  2. Treat d2d_2 as a distance. This is how I was thinking about it in the video. There's no advantage to being strict with negative signs in this particular problem. I suppose it takes a bit of problem solving practice to know when it acceptable to ignore negatives. It's OK to do it here since the displacement of each leg equals the distance of that leg... if in doubt though, go with your option 1 by being strict with negatives.

All the best with your studies,
Mr. Dychko

By rafih6 on Tue, 11/17/2015 - 9:23 AM

I dont understand what you did in this video can you please explain it?

By Mr. Dychko on Wed, 11/18/2015 - 4:56 AM

Hi rafih6, I'll give it a try, but if this doesn't help then try again with a more specific question. The general idea in this question is that you know the total time for two different things to finish travelling the same distance. The distance is the separation between the bowler and the pin. The first thing travelling is the ball towards the pin, and the second thing travelling is the sound of the impact which takes some time to travel from the point of contact with the pin back to the bowler. I set up three equations to summarize these points, then do some algebra by doing substitution between equations to combine them and eliminate unknowns.

Maybe that helps?
Mr. Dychko

By roberthelgi on Wed, 1/24/2024 - 8:22 AM

Well, if the person's ear is 1.7 meters on average above where he threw the ball, and the speed of sound goes in radius, then you could use the pythagoreas theorem to check the most accurate distance between where the ball hit and the person's ear, and use that instead of just the distance of the bowling lane.

Find us on:

Facebook iconTrustpilot icon
Giancoli Answers, including solutions and videos, is copyright © 2009-2024 Shaun Dychko, Vancouver, BC, Canada. Giancoli Answers is not affiliated with the textbook publisher.

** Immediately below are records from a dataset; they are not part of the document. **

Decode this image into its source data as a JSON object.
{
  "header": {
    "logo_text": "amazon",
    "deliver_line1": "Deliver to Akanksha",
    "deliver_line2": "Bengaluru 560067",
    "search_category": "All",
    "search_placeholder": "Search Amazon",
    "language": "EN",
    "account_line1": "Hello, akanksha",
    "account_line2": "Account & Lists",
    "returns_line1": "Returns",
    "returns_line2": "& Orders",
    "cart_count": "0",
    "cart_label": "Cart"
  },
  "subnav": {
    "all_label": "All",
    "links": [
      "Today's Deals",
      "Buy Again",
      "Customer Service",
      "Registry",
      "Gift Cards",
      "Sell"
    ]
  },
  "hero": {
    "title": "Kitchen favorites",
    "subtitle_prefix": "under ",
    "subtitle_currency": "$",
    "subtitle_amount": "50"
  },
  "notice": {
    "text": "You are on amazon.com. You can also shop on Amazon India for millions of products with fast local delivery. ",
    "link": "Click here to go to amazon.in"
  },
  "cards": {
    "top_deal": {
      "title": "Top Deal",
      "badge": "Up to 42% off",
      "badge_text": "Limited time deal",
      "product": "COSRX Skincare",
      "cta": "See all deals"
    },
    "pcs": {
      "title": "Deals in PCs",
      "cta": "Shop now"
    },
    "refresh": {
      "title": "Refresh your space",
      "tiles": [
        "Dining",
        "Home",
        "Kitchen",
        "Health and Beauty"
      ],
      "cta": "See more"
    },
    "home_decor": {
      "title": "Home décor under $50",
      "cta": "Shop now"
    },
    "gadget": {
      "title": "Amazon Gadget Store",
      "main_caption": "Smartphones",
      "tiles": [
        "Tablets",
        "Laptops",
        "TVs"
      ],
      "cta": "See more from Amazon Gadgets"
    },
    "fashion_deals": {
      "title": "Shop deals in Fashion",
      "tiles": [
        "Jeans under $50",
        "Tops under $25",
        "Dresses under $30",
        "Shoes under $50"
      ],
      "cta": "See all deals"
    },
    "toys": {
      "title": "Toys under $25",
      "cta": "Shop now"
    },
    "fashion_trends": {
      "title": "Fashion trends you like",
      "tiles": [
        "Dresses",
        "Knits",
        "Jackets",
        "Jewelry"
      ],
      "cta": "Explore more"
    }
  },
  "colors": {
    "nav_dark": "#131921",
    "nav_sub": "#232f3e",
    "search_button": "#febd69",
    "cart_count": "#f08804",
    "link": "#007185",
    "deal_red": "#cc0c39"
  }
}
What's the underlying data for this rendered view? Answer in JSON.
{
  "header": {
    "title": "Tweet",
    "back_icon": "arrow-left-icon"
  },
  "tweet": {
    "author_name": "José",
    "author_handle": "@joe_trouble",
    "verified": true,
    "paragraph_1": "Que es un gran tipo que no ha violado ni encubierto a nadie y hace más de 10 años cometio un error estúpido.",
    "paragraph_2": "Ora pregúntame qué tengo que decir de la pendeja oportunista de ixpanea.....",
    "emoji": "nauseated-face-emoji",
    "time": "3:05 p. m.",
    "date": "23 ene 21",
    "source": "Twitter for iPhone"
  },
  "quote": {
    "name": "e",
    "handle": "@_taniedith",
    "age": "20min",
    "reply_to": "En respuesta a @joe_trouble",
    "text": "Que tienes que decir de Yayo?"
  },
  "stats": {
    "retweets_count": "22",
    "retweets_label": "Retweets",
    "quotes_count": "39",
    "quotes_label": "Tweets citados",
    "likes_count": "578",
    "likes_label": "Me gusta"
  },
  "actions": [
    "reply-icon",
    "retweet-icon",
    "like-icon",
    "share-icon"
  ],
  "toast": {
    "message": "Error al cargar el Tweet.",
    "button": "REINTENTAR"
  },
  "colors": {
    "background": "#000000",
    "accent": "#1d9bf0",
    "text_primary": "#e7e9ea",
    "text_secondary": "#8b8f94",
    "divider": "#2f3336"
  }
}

Book covers, titles, and author names appear for reference purposes only and are the property of their respective owners. Giancoli Answers is your best source for the 7th and 6th edition Giancoli physics solutions.